=== Aim of the task ===
Nothing in the records should change; write them all out exactly.

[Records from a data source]
● ● ● ● ● ● ●

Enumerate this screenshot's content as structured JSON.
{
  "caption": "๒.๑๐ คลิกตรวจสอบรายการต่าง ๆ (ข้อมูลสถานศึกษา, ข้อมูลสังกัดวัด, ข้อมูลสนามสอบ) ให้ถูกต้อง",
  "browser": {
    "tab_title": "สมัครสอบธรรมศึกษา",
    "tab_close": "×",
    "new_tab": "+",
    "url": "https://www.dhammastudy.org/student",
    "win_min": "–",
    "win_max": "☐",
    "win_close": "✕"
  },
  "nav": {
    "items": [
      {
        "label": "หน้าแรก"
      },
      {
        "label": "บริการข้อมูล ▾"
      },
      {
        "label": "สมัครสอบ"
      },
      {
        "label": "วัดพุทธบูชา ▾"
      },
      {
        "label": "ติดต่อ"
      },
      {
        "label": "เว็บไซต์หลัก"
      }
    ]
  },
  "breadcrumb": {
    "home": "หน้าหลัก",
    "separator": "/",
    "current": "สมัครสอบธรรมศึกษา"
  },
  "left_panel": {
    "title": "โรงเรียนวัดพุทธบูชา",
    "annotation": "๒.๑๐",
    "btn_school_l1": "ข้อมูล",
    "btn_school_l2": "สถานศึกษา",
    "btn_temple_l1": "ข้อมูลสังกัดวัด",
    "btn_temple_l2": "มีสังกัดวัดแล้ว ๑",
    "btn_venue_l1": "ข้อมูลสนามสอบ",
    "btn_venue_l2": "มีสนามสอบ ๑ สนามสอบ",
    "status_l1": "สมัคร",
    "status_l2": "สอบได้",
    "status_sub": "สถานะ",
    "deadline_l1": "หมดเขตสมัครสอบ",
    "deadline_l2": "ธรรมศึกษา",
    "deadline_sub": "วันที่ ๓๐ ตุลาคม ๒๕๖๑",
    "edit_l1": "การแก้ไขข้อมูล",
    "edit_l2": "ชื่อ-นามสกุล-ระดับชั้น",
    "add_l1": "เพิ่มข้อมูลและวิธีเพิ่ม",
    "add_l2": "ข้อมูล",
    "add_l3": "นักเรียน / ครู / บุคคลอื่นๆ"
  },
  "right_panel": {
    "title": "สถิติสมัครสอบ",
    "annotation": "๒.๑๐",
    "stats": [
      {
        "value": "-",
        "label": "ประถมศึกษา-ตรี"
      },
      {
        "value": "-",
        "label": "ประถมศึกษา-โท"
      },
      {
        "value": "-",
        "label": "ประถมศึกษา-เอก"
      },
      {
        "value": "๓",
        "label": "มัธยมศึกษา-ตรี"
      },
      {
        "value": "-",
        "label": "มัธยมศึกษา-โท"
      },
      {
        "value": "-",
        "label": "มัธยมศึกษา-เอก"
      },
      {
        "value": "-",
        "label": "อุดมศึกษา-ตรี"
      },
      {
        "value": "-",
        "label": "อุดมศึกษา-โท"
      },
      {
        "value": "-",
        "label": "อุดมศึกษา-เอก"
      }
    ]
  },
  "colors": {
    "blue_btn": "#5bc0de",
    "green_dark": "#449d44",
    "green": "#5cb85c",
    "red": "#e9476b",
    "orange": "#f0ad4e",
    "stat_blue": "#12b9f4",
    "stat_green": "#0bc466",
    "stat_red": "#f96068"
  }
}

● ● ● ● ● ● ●

=== Solution for this exercise ===
Enumerate this screenshot's content as structured JSON.
{
  "caption": "๒.๑๐ คลิกตรวจสอบรายการต่าง ๆ (ข้อมูลสถานศึกษา, ข้อมูลสังกัดวัด, ข้อมูลสนามสอบ) ให้ถูกต้อง",
  "browser": {
    "tab_title": "สมัครสอบธรรมศึกษา",
    "tab_close": "×",
    "new_tab": "+",
    "url": "https://www.dhammastudy.org/student",
    "win_min": "–",
    "win_max": "☐",
    "win_close": "✕"
  },
  "nav": {
    "items": [
      {
        "label": "หน้าแรก"
      },
      {
        "label": "บริการข้อมูล ▾"
      },
      {
        "label": "สมัครสอบ"
      },
      {
        "label": "วัดพุทธบูชา ▾"
      },
      {
        "label": "ติดต่อ"
      },
      {
        "label": "เว็บไซต์หลัก"
      }
    ]
  },
  "breadcrumb": {
    "home": "หน้าหลัก",
    "separator": "/",
    "current": "สมัครสอบธรรมศึกษา"
  },
  "left_panel": {
    "title": "โรงเรียนวัดพุทธบูชา",
    "annotation": "๒.๑๐",
    "btn_school_l1": "ข้อมูล",
    "btn_school_l2": "สถานศึกษา",
    "btn_temple_l1": "ข้อมูลสังกัดวัด",
    "btn_temple_l2": "มีสังกัดวัดแล้ว ๑",
    "btn_venue_l1": "ข้อมูลสนามสอบ",
    "btn_venue_l2": "มีสนามสอบ ๑ สนามสอบ",
    "status_l1": "สมัคร",
    "status_l2": "สอบได้",
    "status_sub": "สถานะ",
    "deadline_l1": "หมดเขตสมัครสอบ",
    "deadline_l2": "ธรรมศึกษา",
    "deadline_sub": "วันที่ ๓๐ ตุลาคม ๒๕๖๑",
    "edit_l1": "การแก้ไขข้อมูล",
    "edit_l2": "ชื่อ-นามสกุล-ระดับชั้น",
    "add_l1": "เพิ่มข้อมูลและวิธีเพิ่ม",
    "add_l2": "ข้อมูล",
    "add_l3": "นักเรียน / ครู / บุคคลอื่นๆ"
  },
  "right_panel": {
    "title": "สถิติสมัครสอบ",
    "annotation": "๒.๑๐",
    "stats": [
      {
        "value": "-",
        "label": "ประถมศึกษา-ตรี"
      },
      {
        "value": "-",
        "label": "ประถมศึกษา-โท"
      },
      {
        "value": "-",
        "label": "ประถมศึกษา-เอก"
      },
      {
        "value": "๓",
        "label": "มัธยมศึกษา-ตรี"
      },
      {
        "value": "-",
        "label": "มัธยมศึกษา-โท"
      },
      {
        "value": "-",
        "label": "มัธยมศึกษา-เอก"
      },
      {
        "value": "-",
        "label": "อุดมศึกษา-ตรี"
      },
      {
        "value": "-",
        "label": "อุดมศึกษา-โท"
      },
      {
        "value": "-",
        "label": "อุดมศึกษา-เอก"
      }
    ]
  },
  "colors": {
    "blue_btn": "#5bc0de",
    "green_dark": "#449d44",
    "green": "#5cb85c",
    "red": "#e9476b",
    "orange": "#f0ad4e",
    "stat_blue": "#12b9f4",
    "stat_green": "#0bc466",
    "stat_red": "#f96068"
  }
}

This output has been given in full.